:: WHAT YOU WILL DO ::
All lines of the entries with "BINANCE" in them must be listed.

(THE DATA)

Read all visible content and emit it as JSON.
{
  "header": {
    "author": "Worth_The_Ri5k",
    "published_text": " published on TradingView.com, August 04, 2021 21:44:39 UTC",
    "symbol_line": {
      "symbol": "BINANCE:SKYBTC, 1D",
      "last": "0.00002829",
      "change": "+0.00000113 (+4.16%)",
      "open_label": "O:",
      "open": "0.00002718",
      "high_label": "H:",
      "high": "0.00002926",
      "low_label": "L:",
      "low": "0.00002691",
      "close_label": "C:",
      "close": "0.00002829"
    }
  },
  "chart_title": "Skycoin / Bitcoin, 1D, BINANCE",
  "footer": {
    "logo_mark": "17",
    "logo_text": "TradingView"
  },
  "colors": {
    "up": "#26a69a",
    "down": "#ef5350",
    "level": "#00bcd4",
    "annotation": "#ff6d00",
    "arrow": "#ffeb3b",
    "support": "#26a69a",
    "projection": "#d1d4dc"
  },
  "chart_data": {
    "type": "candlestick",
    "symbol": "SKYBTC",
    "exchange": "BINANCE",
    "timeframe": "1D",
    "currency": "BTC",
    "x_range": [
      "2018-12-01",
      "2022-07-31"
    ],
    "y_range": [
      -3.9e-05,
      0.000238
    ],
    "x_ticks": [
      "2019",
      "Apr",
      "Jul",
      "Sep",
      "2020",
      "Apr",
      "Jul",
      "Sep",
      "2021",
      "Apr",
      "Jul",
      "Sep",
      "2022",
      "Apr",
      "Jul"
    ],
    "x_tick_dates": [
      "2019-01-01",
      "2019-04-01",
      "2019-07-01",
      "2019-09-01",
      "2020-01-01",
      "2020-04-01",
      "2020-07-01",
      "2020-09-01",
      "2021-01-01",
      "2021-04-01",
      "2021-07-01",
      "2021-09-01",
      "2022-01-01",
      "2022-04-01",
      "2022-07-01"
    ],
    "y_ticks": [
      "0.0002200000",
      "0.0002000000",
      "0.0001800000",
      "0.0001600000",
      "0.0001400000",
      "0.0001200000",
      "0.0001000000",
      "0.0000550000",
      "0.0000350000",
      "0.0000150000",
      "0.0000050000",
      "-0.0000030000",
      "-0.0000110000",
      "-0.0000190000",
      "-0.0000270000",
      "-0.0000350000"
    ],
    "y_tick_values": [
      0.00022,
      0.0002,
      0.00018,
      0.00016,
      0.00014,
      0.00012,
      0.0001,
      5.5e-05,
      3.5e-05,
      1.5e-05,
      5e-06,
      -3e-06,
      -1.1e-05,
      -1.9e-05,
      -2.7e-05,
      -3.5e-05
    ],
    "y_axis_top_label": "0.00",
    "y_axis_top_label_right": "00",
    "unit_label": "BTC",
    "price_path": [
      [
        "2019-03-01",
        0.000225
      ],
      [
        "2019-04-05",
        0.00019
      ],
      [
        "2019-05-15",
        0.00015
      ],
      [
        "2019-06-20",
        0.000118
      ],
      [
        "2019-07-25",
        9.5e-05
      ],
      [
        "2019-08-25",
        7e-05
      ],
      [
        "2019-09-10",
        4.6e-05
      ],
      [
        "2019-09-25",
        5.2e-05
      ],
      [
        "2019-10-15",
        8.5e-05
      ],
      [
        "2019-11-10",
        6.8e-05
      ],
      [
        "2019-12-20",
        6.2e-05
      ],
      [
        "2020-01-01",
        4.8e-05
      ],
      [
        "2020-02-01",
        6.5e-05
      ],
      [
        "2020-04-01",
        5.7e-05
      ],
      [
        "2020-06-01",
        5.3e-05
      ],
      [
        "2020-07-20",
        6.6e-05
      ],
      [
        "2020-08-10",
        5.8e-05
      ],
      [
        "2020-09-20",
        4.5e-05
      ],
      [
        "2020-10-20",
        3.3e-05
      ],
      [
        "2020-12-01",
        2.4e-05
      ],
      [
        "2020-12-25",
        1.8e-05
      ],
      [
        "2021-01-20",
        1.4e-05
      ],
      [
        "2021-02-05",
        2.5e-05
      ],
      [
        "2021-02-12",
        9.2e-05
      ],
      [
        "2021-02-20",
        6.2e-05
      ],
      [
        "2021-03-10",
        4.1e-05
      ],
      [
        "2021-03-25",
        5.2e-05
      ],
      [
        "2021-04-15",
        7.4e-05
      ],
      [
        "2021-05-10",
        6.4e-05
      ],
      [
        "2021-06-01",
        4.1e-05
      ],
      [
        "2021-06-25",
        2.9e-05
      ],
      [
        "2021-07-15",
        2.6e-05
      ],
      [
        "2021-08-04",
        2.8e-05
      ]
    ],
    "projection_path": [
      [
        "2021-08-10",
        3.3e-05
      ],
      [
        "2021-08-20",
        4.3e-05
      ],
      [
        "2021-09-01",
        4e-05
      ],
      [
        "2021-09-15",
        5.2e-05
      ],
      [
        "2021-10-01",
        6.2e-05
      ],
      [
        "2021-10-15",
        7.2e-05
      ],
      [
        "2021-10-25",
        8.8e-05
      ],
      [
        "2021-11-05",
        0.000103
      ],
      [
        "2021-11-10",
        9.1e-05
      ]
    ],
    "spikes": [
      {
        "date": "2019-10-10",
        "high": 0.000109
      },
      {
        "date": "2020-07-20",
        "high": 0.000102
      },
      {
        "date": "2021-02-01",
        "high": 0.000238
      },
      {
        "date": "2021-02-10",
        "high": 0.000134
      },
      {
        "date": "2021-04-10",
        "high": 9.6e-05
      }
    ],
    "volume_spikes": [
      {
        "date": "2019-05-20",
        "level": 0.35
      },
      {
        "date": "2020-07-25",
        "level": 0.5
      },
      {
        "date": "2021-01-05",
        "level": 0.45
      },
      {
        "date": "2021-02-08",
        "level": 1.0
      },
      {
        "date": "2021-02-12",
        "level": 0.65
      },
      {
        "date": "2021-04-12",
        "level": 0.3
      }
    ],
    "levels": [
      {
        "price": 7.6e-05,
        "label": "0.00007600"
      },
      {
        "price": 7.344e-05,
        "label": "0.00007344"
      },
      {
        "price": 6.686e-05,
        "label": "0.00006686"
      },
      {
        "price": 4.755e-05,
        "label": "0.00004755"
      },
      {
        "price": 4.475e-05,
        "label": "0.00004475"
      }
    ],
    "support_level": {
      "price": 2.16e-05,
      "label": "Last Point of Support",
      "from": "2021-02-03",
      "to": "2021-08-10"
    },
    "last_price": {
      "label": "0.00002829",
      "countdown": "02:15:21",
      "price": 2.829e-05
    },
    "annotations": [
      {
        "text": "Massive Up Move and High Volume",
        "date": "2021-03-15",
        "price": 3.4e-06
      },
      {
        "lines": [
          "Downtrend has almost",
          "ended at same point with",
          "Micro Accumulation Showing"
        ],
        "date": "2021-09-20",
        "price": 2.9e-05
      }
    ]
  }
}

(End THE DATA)

:: RESULT FOR THIS EXERCISE ::
      "symbol": "BINANCE:SKYBTC, 1D",
  "chart_title": "Skycoin / Bitcoin, 1D, BINANCE",
    "exchange": "BINANCE",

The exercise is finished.